If what astronomers are speculating is true, I'll pass on the trip to Mars and go directly to Jupiter where liquid diamonds may rain down from the sky.
A gal can dream, can't she?
There are some practical considerations, of course. Chief among them is how to withstand the almost unimaginable pressures needed to turn carbon into diamonds and then liquefy them so that they fall like rain. What a lovely idea.
Two planetary scientists, Mona L. Delitsky of California Specialty Engineering in Pasadena, CA, mad Kevin H. Baines of the University of Wisconsin-Madison, have postulated the liquid diamond idea. They combined their data with newly published pressure temperature diagrams of Jupiter and Saturn. That led them to determine at what interior level that carbon (generated from soot or graphite after lightning strikes) would become stable diamonds. They then did calculations to determine regions where both temperature and pressure would force diamonds to become liquid.
The idea of diamonds present in the heart of planets such as Uranus and Neptune has been around for 30 years. Now, with the latest information planetary scientists are confident that diamonds are very likely to exist on Jupiter and Saturn. Saturn, with a cold core, may host diamonds the size of icebergs. Jupiter, with a hot core, could provide conditions suitable for the flow of liquid diamonds.
Who is going to be our first diamond prospector in space?
To read more, go to UniverseToday.com/105420/jupiter-and-saturn-may-be-rich-in-diamonds/.
I doubt very much that liquid diamonds exist at any temperature/pressure.
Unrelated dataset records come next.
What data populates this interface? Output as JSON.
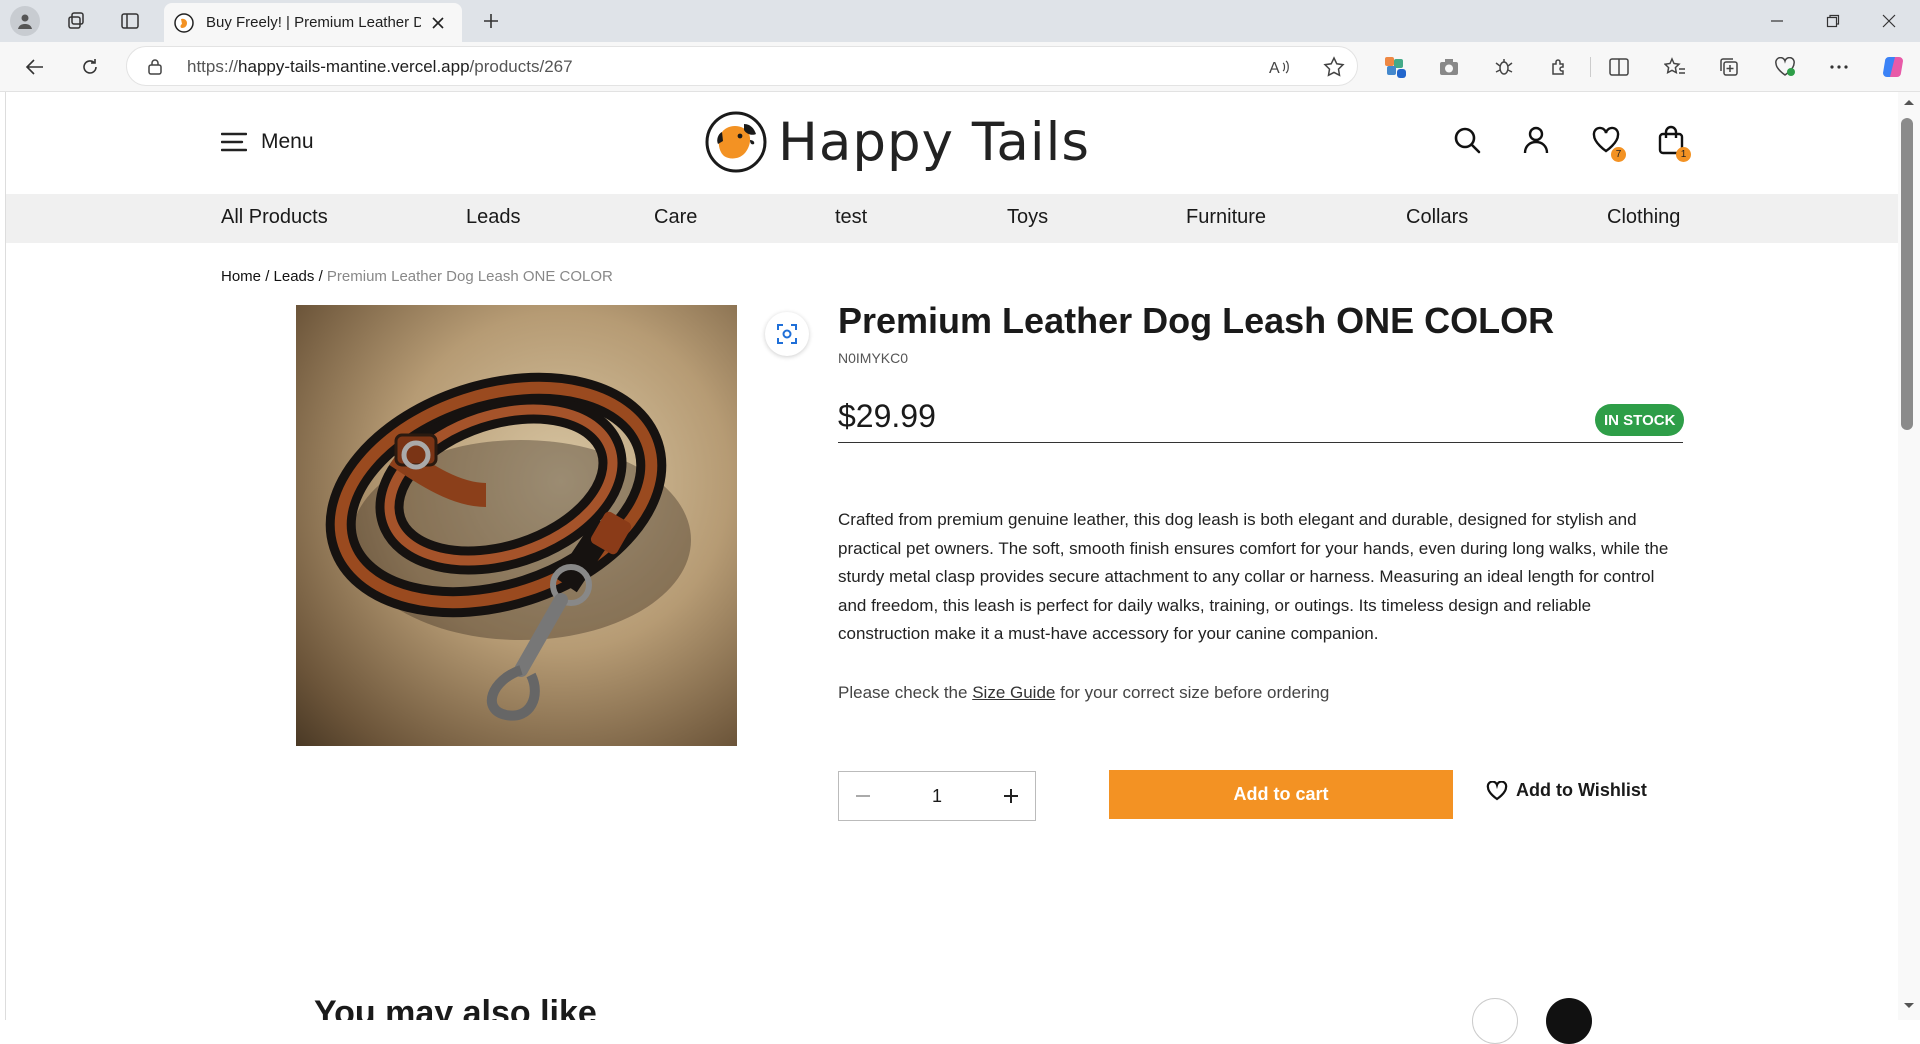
{
  "browser": {
    "tab_title": "Buy Freely! | Premium Leather Dog Leash ONE COLOR",
    "url_prefix": "https://",
    "url_host": "happy-tails-mantine.vercel.app",
    "url_path": "/products/267"
  },
  "header": {
    "menu_label": "Menu",
    "logo_text": "Happy Tails",
    "wishlist_count": "7",
    "cart_count": "1"
  },
  "nav": [
    "All Products",
    "Leads",
    "Care",
    "test",
    "Toys",
    "Furniture",
    "Collars",
    "Clothing"
  ],
  "breadcrumb": {
    "home": "Home",
    "sep": "/",
    "category": "Leads",
    "current": "Premium Leather Dog Leash ONE COLOR"
  },
  "product": {
    "title": "Premium Leather Dog Leash ONE COLOR",
    "sku": "N0IMYKC0",
    "price": "$29.99",
    "stock": "IN STOCK",
    "description": "Crafted from premium genuine leather, this dog leash is both elegant and durable, designed for stylish and practical pet owners. The soft, smooth finish ensures comfort for your hands, even during long walks, while the sturdy metal clasp provides secure attachment to any collar or harness. Measuring an ideal length for control and freedom, this leash is perfect for daily walks, training, or outings. Its timeless design and reliable construction make it a must-have accessory for your canine companion.",
    "size_guide_pre": "Please check the ",
    "size_guide_link": "Size Guide",
    "size_guide_post": " for your correct size before ordering",
    "quantity": "1",
    "add_to_cart": "Add to cart",
    "add_to_wishlist": "Add to Wishlist"
  },
  "section_below": {
    "title": "You may also like"
  },
  "colors": {
    "accent": "#f39223",
    "stock": "#2e9e48"
  }
}
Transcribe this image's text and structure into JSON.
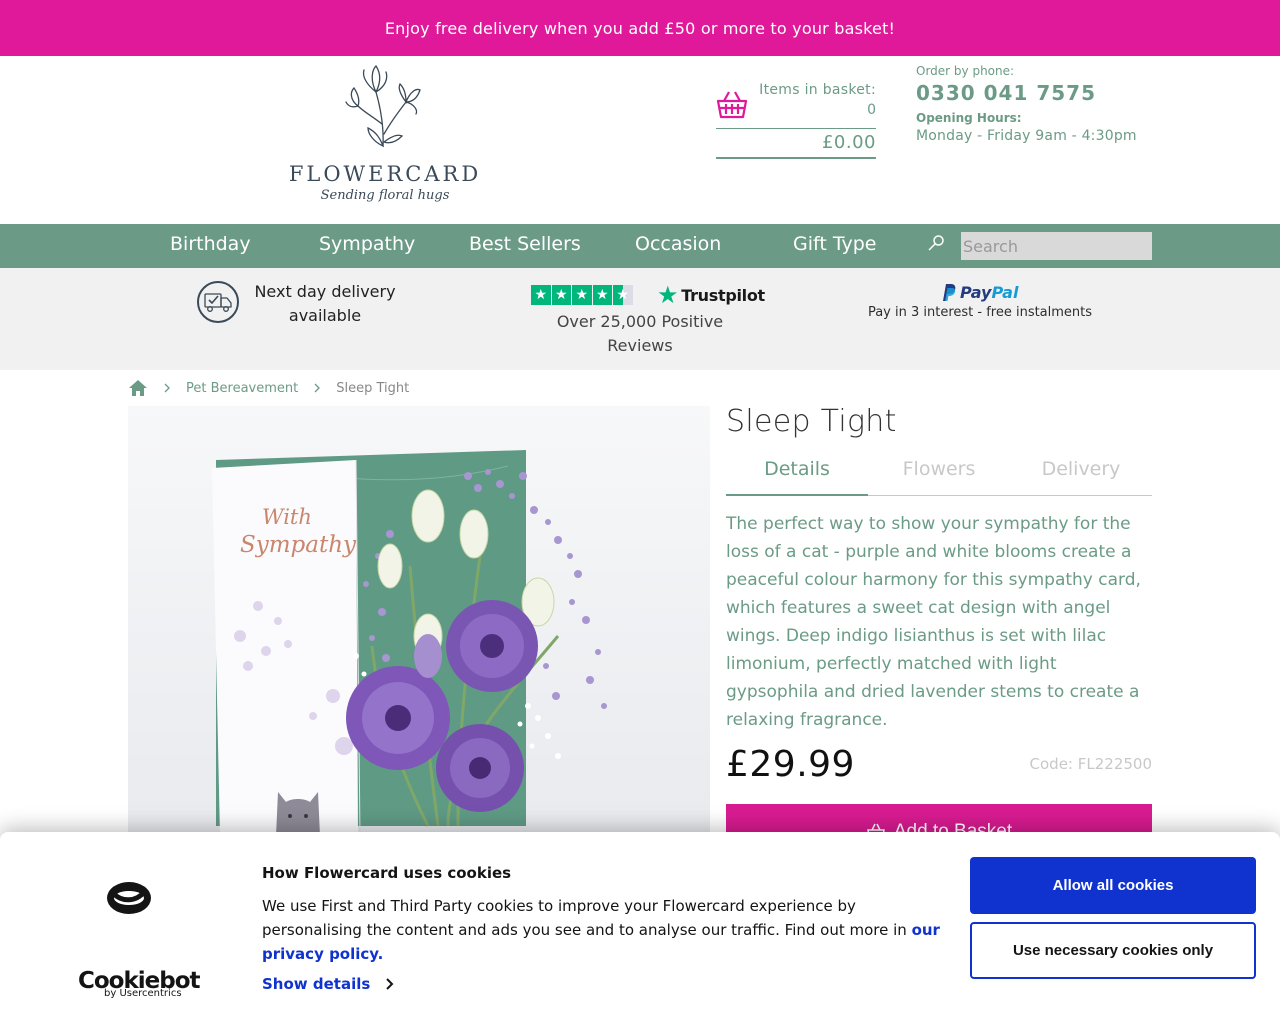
{
  "promo": {
    "text": "Enjoy free delivery when you add £50 or more to your basket!"
  },
  "logo": {
    "wordmark": "FLOWERCARD",
    "tagline": "Sending floral hugs"
  },
  "basket": {
    "label": "Items in basket:",
    "count": "0",
    "total": "£0.00"
  },
  "contact": {
    "order_label": "Order by phone:",
    "phone": "0330 041 7575",
    "hours_label": "Opening Hours:",
    "hours": "Monday - Friday 9am - 4:30pm"
  },
  "nav": {
    "items": [
      "Birthday",
      "Sympathy",
      "Best Sellers",
      "Occasion",
      "Gift Type"
    ],
    "search_placeholder": "Search"
  },
  "usp": {
    "delivery": "Next day delivery available",
    "trustpilot_brand": "Trustpilot",
    "trustpilot_text": "Over 25,000 Positive Reviews",
    "paypal_brand_a": "Pay",
    "paypal_brand_b": "Pal",
    "paypal_text": "Pay in 3 interest - free instalments",
    "rating_stars": 4.5
  },
  "breadcrumb": {
    "items": [
      "Pet Bereavement",
      "Sleep Tight"
    ]
  },
  "product": {
    "title": "Sleep Tight",
    "tabs": [
      "Details",
      "Flowers",
      "Delivery"
    ],
    "active_tab": "Details",
    "description": "The perfect way to show your sympathy for the loss of a cat - purple and white blooms create a peaceful colour harmony for this sympathy card, which features a sweet cat design with angel wings. Deep indigo lisianthus is set with lilac limonium, perfectly matched with light gypsophila and dried lavender stems to create a relaxing fragrance.",
    "price": "£29.99",
    "code": "Code: FL222500",
    "add_label": "Add to Basket",
    "card_text": "With Sympathy"
  },
  "cookie": {
    "brand": "Cookiebot",
    "brand_by": "by Usercentrics",
    "title": "How Flowercard uses cookies",
    "body": "We use First and Third Party cookies to improve your Flowercard experience by personalising the content and ads you see and to analyse our traffic. Find out more in ",
    "link": "our privacy policy.",
    "show_details": "Show details",
    "allow_all": "Allow all cookies",
    "necessary_only": "Use necessary cookies only"
  },
  "colors": {
    "brand_pink": "#e0199a",
    "brand_green": "#6b9b86",
    "cookie_blue": "#1032cf",
    "trustpilot_green": "#00b67a"
  }
}
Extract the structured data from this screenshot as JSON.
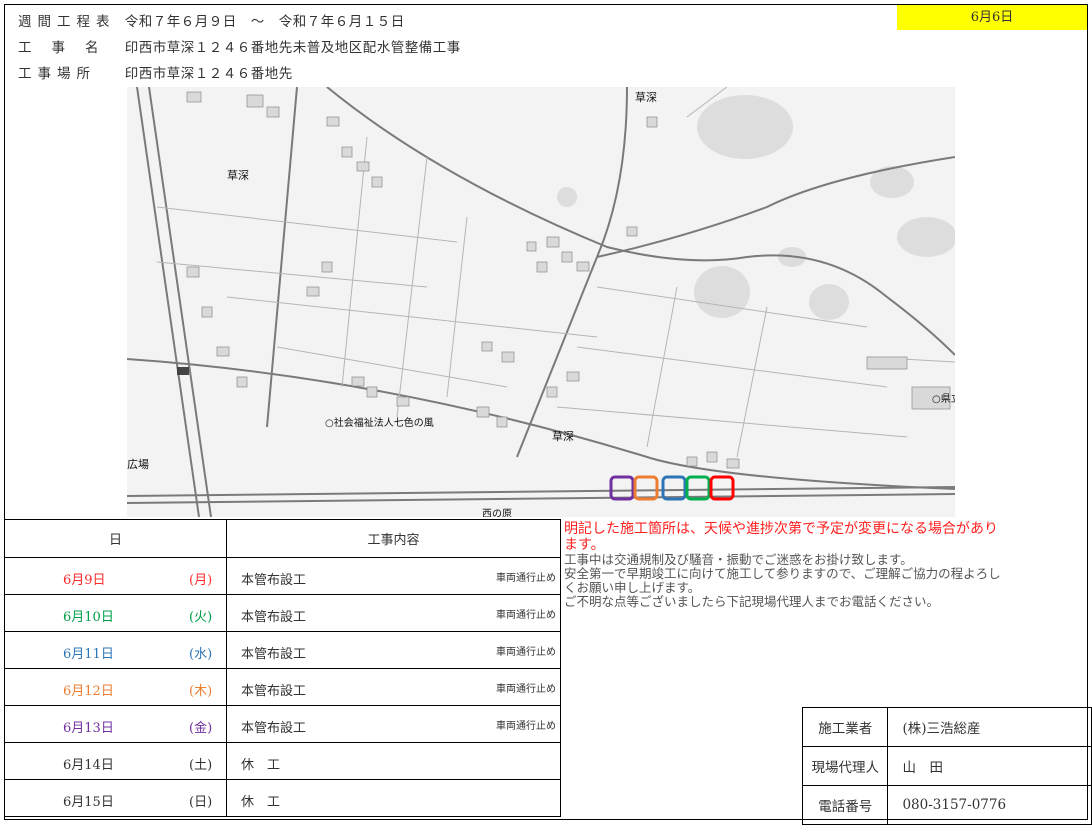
{
  "header": {
    "schedule_label": "週間工程表",
    "period": "令和７年６月９日　～　令和７年６月１５日",
    "issue_date": "6月6日",
    "project_label": "工事名",
    "project_name": "印西市草深１２４６番地先未普及地区配水管整備工事",
    "site_label": "工事場所",
    "site_name": "印西市草深１２４６番地先"
  },
  "map": {
    "labels": [
      "草深",
      "草深",
      "草深",
      "広場",
      "社会福祉法人七色の風",
      "県立",
      "西の原"
    ],
    "markers": [
      {
        "color": "#7030a0"
      },
      {
        "color": "#ed7d31"
      },
      {
        "color": "#2e75b6"
      },
      {
        "color": "#00b050"
      },
      {
        "color": "#ff0000"
      }
    ]
  },
  "schedule": {
    "col_day": "日",
    "col_work": "工事内容",
    "rows": [
      {
        "date": "6月9日",
        "weekday": "(月)",
        "work": "本管布設工",
        "note": "車両通行止め",
        "color": "#ff2a2a"
      },
      {
        "date": "6月10日",
        "weekday": "(火)",
        "work": "本管布設工",
        "note": "車両通行止め",
        "color": "#00a04a"
      },
      {
        "date": "6月11日",
        "weekday": "(水)",
        "work": "本管布設工",
        "note": "車両通行止め",
        "color": "#2e75b6"
      },
      {
        "date": "6月12日",
        "weekday": "(木)",
        "work": "本管布設工",
        "note": "車両通行止め",
        "color": "#ed7d31"
      },
      {
        "date": "6月13日",
        "weekday": "(金)",
        "work": "本管布設工",
        "note": "車両通行止め",
        "color": "#7030a0"
      },
      {
        "date": "6月14日",
        "weekday": "(土)",
        "work": "休　工",
        "note": "",
        "color": "#333333"
      },
      {
        "date": "6月15日",
        "weekday": "(日)",
        "work": "休　工",
        "note": "",
        "color": "#333333"
      }
    ]
  },
  "notice": {
    "warning": "明記した施工箇所は、天候や進捗次第で予定が変更になる場合があります。",
    "lines": [
      "工事中は交通規制及び騒音・振動でご迷惑をお掛け致します。",
      "安全第一で早期竣工に向けて施工して参りますので、ご理解ご協力の程よろしくお願い申し上げます。",
      "ご不明な点等ございましたら下記現場代理人までお電話ください。"
    ]
  },
  "contact": {
    "contractor_label": "施工業者",
    "contractor": "(株)三浩総産",
    "agent_label": "現場代理人",
    "agent": "山　田",
    "phone_label": "電話番号",
    "phone": "080-3157-0776"
  }
}
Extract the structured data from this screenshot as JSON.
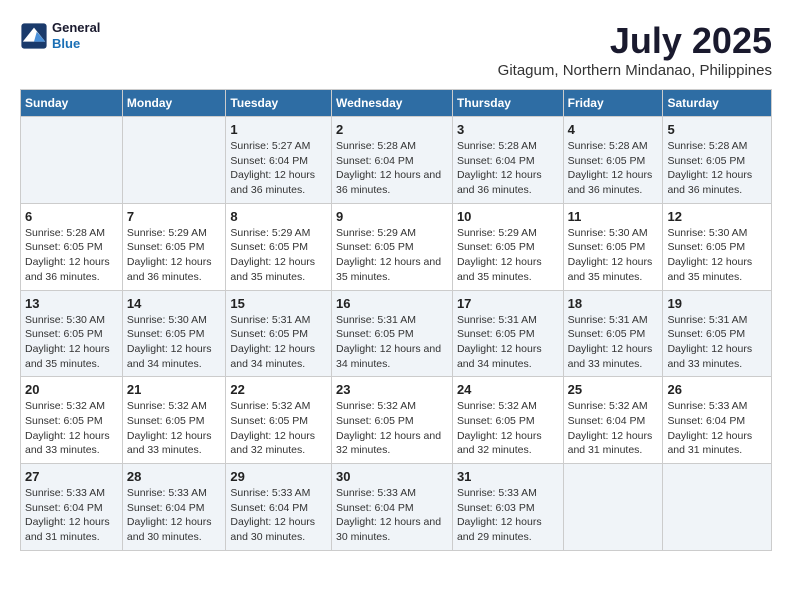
{
  "header": {
    "logo": {
      "line1": "General",
      "line2": "Blue"
    },
    "title": "July 2025",
    "subtitle": "Gitagum, Northern Mindanao, Philippines"
  },
  "days_of_week": [
    "Sunday",
    "Monday",
    "Tuesday",
    "Wednesday",
    "Thursday",
    "Friday",
    "Saturday"
  ],
  "weeks": [
    {
      "cells": [
        {
          "day": "",
          "info": ""
        },
        {
          "day": "",
          "info": ""
        },
        {
          "day": "1",
          "info": "Sunrise: 5:27 AM\nSunset: 6:04 PM\nDaylight: 12 hours and 36 minutes."
        },
        {
          "day": "2",
          "info": "Sunrise: 5:28 AM\nSunset: 6:04 PM\nDaylight: 12 hours and 36 minutes."
        },
        {
          "day": "3",
          "info": "Sunrise: 5:28 AM\nSunset: 6:04 PM\nDaylight: 12 hours and 36 minutes."
        },
        {
          "day": "4",
          "info": "Sunrise: 5:28 AM\nSunset: 6:05 PM\nDaylight: 12 hours and 36 minutes."
        },
        {
          "day": "5",
          "info": "Sunrise: 5:28 AM\nSunset: 6:05 PM\nDaylight: 12 hours and 36 minutes."
        }
      ]
    },
    {
      "cells": [
        {
          "day": "6",
          "info": "Sunrise: 5:28 AM\nSunset: 6:05 PM\nDaylight: 12 hours and 36 minutes."
        },
        {
          "day": "7",
          "info": "Sunrise: 5:29 AM\nSunset: 6:05 PM\nDaylight: 12 hours and 36 minutes."
        },
        {
          "day": "8",
          "info": "Sunrise: 5:29 AM\nSunset: 6:05 PM\nDaylight: 12 hours and 35 minutes."
        },
        {
          "day": "9",
          "info": "Sunrise: 5:29 AM\nSunset: 6:05 PM\nDaylight: 12 hours and 35 minutes."
        },
        {
          "day": "10",
          "info": "Sunrise: 5:29 AM\nSunset: 6:05 PM\nDaylight: 12 hours and 35 minutes."
        },
        {
          "day": "11",
          "info": "Sunrise: 5:30 AM\nSunset: 6:05 PM\nDaylight: 12 hours and 35 minutes."
        },
        {
          "day": "12",
          "info": "Sunrise: 5:30 AM\nSunset: 6:05 PM\nDaylight: 12 hours and 35 minutes."
        }
      ]
    },
    {
      "cells": [
        {
          "day": "13",
          "info": "Sunrise: 5:30 AM\nSunset: 6:05 PM\nDaylight: 12 hours and 35 minutes."
        },
        {
          "day": "14",
          "info": "Sunrise: 5:30 AM\nSunset: 6:05 PM\nDaylight: 12 hours and 34 minutes."
        },
        {
          "day": "15",
          "info": "Sunrise: 5:31 AM\nSunset: 6:05 PM\nDaylight: 12 hours and 34 minutes."
        },
        {
          "day": "16",
          "info": "Sunrise: 5:31 AM\nSunset: 6:05 PM\nDaylight: 12 hours and 34 minutes."
        },
        {
          "day": "17",
          "info": "Sunrise: 5:31 AM\nSunset: 6:05 PM\nDaylight: 12 hours and 34 minutes."
        },
        {
          "day": "18",
          "info": "Sunrise: 5:31 AM\nSunset: 6:05 PM\nDaylight: 12 hours and 33 minutes."
        },
        {
          "day": "19",
          "info": "Sunrise: 5:31 AM\nSunset: 6:05 PM\nDaylight: 12 hours and 33 minutes."
        }
      ]
    },
    {
      "cells": [
        {
          "day": "20",
          "info": "Sunrise: 5:32 AM\nSunset: 6:05 PM\nDaylight: 12 hours and 33 minutes."
        },
        {
          "day": "21",
          "info": "Sunrise: 5:32 AM\nSunset: 6:05 PM\nDaylight: 12 hours and 33 minutes."
        },
        {
          "day": "22",
          "info": "Sunrise: 5:32 AM\nSunset: 6:05 PM\nDaylight: 12 hours and 32 minutes."
        },
        {
          "day": "23",
          "info": "Sunrise: 5:32 AM\nSunset: 6:05 PM\nDaylight: 12 hours and 32 minutes."
        },
        {
          "day": "24",
          "info": "Sunrise: 5:32 AM\nSunset: 6:05 PM\nDaylight: 12 hours and 32 minutes."
        },
        {
          "day": "25",
          "info": "Sunrise: 5:32 AM\nSunset: 6:04 PM\nDaylight: 12 hours and 31 minutes."
        },
        {
          "day": "26",
          "info": "Sunrise: 5:33 AM\nSunset: 6:04 PM\nDaylight: 12 hours and 31 minutes."
        }
      ]
    },
    {
      "cells": [
        {
          "day": "27",
          "info": "Sunrise: 5:33 AM\nSunset: 6:04 PM\nDaylight: 12 hours and 31 minutes."
        },
        {
          "day": "28",
          "info": "Sunrise: 5:33 AM\nSunset: 6:04 PM\nDaylight: 12 hours and 30 minutes."
        },
        {
          "day": "29",
          "info": "Sunrise: 5:33 AM\nSunset: 6:04 PM\nDaylight: 12 hours and 30 minutes."
        },
        {
          "day": "30",
          "info": "Sunrise: 5:33 AM\nSunset: 6:04 PM\nDaylight: 12 hours and 30 minutes."
        },
        {
          "day": "31",
          "info": "Sunrise: 5:33 AM\nSunset: 6:03 PM\nDaylight: 12 hours and 29 minutes."
        },
        {
          "day": "",
          "info": ""
        },
        {
          "day": "",
          "info": ""
        }
      ]
    }
  ]
}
This is because carbon in the liquid state is not crystalline and of course diamond is one of carbons’ crystalline solid phases.